--- Work to complete ---
Each line holding the word "Other" must appear in the answer, copied from the entries.

--- Data ---
--------------------

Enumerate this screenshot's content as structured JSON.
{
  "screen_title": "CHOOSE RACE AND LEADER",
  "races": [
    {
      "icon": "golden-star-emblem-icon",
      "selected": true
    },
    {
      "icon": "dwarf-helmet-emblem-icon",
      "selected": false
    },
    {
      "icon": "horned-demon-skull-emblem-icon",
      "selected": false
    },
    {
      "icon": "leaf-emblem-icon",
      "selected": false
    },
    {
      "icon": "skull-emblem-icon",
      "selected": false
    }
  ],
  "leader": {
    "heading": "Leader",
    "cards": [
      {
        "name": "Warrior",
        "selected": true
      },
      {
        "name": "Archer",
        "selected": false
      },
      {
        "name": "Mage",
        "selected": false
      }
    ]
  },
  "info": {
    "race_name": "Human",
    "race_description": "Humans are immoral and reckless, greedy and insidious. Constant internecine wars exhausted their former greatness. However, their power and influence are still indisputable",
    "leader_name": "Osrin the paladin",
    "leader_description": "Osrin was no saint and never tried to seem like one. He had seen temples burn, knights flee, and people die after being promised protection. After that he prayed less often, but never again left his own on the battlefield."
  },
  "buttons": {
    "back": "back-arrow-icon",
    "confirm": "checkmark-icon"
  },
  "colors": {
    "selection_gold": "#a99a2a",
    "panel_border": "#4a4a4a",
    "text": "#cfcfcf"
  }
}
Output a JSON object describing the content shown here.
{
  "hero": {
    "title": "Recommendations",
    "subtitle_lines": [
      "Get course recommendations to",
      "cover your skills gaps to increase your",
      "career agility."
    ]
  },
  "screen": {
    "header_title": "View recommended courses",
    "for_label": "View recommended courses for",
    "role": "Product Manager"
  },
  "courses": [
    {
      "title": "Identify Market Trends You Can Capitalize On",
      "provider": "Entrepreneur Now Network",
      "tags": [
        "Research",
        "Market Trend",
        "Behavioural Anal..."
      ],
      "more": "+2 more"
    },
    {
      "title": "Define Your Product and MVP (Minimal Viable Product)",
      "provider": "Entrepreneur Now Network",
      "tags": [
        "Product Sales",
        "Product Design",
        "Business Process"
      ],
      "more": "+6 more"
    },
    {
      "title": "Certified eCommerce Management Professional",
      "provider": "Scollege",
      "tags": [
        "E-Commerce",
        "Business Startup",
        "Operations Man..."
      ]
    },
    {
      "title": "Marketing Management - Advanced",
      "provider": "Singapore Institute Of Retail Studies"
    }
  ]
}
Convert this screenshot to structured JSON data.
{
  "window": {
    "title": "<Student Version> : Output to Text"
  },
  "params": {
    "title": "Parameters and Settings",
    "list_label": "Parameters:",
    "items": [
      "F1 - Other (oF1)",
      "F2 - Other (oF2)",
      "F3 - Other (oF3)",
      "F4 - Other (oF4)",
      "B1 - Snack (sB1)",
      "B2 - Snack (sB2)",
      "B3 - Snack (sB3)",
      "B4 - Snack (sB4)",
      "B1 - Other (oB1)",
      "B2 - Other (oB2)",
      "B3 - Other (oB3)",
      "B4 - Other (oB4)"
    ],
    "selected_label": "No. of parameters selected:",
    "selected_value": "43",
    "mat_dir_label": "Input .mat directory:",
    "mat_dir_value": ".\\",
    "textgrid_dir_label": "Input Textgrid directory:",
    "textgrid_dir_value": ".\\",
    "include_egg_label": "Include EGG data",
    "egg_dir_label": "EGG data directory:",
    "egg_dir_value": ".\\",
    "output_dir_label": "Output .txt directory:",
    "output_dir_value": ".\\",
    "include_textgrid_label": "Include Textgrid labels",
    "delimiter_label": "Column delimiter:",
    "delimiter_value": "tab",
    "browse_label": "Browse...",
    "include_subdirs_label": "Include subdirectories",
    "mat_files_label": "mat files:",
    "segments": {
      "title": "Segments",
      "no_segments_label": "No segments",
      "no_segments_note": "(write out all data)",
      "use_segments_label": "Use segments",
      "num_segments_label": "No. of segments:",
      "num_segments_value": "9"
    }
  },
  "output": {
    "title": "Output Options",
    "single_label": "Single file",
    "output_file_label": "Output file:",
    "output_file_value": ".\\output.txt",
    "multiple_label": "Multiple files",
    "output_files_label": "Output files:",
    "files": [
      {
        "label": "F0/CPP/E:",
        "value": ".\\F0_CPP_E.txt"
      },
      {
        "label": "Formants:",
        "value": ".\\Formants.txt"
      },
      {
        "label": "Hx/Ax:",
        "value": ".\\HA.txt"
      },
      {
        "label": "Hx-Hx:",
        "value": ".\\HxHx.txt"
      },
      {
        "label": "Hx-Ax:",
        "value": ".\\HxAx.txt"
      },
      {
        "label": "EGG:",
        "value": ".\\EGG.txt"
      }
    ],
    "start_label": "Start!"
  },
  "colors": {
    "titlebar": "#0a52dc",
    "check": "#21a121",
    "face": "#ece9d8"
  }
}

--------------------

--- Answer box ---
      "F1 - Other (oF1)",
      "F2 - Other (oF2)",
      "F3 - Other (oF3)",
      "F4 - Other (oF4)",
      "B1 - Other (oB1)",
      "B2 - Other (oB2)",
      "B3 - Other (oB3)",
      "B4 - Other (oB4)"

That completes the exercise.